(Records from a data source)
*** Begin section ***
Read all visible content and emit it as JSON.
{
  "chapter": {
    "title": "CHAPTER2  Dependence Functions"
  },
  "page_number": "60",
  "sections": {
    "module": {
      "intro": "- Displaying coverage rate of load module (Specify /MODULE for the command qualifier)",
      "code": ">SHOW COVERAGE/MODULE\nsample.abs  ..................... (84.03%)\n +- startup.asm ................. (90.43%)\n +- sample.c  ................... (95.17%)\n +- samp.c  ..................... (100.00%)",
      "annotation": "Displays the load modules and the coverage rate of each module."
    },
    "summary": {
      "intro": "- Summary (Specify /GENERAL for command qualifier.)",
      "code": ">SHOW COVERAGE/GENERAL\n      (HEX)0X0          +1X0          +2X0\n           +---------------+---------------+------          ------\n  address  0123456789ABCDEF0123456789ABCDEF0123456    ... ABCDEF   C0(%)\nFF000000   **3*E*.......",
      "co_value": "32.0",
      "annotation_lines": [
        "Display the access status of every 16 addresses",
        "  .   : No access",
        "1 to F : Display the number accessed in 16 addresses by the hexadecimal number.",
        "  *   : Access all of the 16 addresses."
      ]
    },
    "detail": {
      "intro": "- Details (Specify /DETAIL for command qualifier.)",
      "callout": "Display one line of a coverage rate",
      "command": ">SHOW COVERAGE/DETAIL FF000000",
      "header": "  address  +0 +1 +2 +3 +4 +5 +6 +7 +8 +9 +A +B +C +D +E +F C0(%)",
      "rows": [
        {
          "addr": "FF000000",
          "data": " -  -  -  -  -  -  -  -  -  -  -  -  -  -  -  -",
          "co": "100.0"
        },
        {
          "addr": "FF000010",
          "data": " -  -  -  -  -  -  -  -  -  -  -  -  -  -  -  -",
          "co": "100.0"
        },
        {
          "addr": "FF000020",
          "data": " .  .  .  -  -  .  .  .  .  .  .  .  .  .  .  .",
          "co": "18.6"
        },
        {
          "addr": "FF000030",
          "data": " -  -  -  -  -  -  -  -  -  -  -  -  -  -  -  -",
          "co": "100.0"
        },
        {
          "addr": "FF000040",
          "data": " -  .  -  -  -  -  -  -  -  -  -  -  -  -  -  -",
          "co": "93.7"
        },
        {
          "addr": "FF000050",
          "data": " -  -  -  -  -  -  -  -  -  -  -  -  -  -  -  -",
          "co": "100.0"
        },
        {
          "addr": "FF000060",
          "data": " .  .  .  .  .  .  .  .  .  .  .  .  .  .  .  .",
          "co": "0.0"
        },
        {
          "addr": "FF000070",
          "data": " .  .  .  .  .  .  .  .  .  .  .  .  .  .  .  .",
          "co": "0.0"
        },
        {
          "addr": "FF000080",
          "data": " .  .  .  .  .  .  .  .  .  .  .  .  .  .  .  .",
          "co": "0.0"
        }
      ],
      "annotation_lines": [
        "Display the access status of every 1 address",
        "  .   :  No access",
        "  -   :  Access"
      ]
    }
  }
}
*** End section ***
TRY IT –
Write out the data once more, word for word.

TASK RESULT –
Read all visible content and emit it as JSON.
{
  "chapter": {
    "title": "CHAPTER2  Dependence Functions"
  },
  "page_number": "60",
  "sections": {
    "module": {
      "intro": "- Displaying coverage rate of load module (Specify /MODULE for the command qualifier)",
      "code": ">SHOW COVERAGE/MODULE\nsample.abs  ..................... (84.03%)\n +- startup.asm ................. (90.43%)\n +- sample.c  ................... (95.17%)\n +- samp.c  ..................... (100.00%)",
      "annotation": "Displays the load modules and the coverage rate of each module."
    },
    "summary": {
      "intro": "- Summary (Specify /GENERAL for command qualifier.)",
      "code": ">SHOW COVERAGE/GENERAL\n      (HEX)0X0          +1X0          +2X0\n           +---------------+---------------+------          ------\n  address  0123456789ABCDEF0123456789ABCDEF0123456    ... ABCDEF   C0(%)\nFF000000   **3*E*.......",
      "co_value": "32.0",
      "annotation_lines": [
        "Display the access status of every 16 addresses",
        "  .   : No access",
        "1 to F : Display the number accessed in 16 addresses by the hexadecimal number.",
        "  *   : Access all of the 16 addresses."
      ]
    },
    "detail": {
      "intro": "- Details (Specify /DETAIL for command qualifier.)",
      "callout": "Display one line of a coverage rate",
      "command": ">SHOW COVERAGE/DETAIL FF000000",
      "header": "  address  +0 +1 +2 +3 +4 +5 +6 +7 +8 +9 +A +B +C +D +E +F C0(%)",
      "rows": [
        {
          "addr": "FF000000",
          "data": " -  -  -  -  -  -  -  -  -  -  -  -  -  -  -  -",
          "co": "100.0"
        },
        {
          "addr": "FF000010",
          "data": " -  -  -  -  -  -  -  -  -  -  -  -  -  -  -  -",
          "co": "100.0"
        },
        {
          "addr": "FF000020",
          "data": " .  .  .  -  -  .  .  .  .  .  .  .  .  .  .  .",
          "co": "18.6"
        },
        {
          "addr": "FF000030",
          "data": " -  -  -  -  -  -  -  -  -  -  -  -  -  -  -  -",
          "co": "100.0"
        },
        {
          "addr": "FF000040",
          "data": " -  .  -  -  -  -  -  -  -  -  -  -  -  -  -  -",
          "co": "93.7"
        },
        {
          "addr": "FF000050",
          "data": " -  -  -  -  -  -  -  -  -  -  -  -  -  -  -  -",
          "co": "100.0"
        },
        {
          "addr": "FF000060",
          "data": " .  .  .  .  .  .  .  .  .  .  .  .  .  .  .  .",
          "co": "0.0"
        },
        {
          "addr": "FF000070",
          "data": " .  .  .  .  .  .  .  .  .  .  .  .  .  .  .  .",
          "co": "0.0"
        },
        {
          "addr": "FF000080",
          "data": " .  .  .  .  .  .  .  .  .  .  .  .  .  .  .  .",
          "co": "0.0"
        }
      ],
      "annotation_lines": [
        "Display the access status of every 1 address",
        "  .   :  No access",
        "  -   :  Access"
      ]
    }
  }
}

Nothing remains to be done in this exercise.